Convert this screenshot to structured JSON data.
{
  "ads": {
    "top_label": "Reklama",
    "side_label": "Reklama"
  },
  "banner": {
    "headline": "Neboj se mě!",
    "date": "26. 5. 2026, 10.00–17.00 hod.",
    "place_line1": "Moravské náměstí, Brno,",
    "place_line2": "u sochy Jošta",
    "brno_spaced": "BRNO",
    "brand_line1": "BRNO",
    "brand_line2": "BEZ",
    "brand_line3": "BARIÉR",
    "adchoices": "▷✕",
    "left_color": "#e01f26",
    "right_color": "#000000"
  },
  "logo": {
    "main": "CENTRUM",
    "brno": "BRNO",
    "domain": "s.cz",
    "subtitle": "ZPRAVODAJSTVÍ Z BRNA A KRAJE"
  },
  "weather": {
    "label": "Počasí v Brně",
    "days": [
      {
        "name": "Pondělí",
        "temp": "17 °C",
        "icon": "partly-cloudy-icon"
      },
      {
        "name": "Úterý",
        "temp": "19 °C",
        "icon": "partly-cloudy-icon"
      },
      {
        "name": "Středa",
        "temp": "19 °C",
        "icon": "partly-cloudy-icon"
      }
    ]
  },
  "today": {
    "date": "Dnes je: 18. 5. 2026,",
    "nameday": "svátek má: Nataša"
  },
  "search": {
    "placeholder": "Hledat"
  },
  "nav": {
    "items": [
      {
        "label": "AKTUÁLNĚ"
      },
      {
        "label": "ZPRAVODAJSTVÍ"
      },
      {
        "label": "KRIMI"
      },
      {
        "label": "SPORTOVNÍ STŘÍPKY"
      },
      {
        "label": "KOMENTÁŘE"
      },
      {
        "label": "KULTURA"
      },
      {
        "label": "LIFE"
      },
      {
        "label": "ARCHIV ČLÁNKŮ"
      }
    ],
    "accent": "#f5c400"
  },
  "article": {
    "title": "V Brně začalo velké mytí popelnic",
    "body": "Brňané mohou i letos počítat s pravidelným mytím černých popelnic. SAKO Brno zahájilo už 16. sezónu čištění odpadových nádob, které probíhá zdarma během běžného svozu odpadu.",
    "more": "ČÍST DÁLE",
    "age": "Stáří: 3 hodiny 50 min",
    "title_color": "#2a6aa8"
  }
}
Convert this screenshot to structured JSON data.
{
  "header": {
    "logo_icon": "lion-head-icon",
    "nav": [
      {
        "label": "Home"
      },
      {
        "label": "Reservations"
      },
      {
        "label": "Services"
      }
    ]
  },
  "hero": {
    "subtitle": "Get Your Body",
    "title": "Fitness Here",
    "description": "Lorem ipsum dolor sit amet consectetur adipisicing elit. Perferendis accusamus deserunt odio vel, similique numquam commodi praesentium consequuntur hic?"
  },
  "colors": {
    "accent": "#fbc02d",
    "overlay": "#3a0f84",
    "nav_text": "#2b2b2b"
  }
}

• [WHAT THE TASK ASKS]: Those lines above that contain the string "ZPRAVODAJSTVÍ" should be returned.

• [RESPONSE TO THIS EXERCISE]:
    "subtitle": "ZPRAVODAJSTVÍ Z BRNA A KRAJE"
        "label": "ZPRAVODAJSTVÍ"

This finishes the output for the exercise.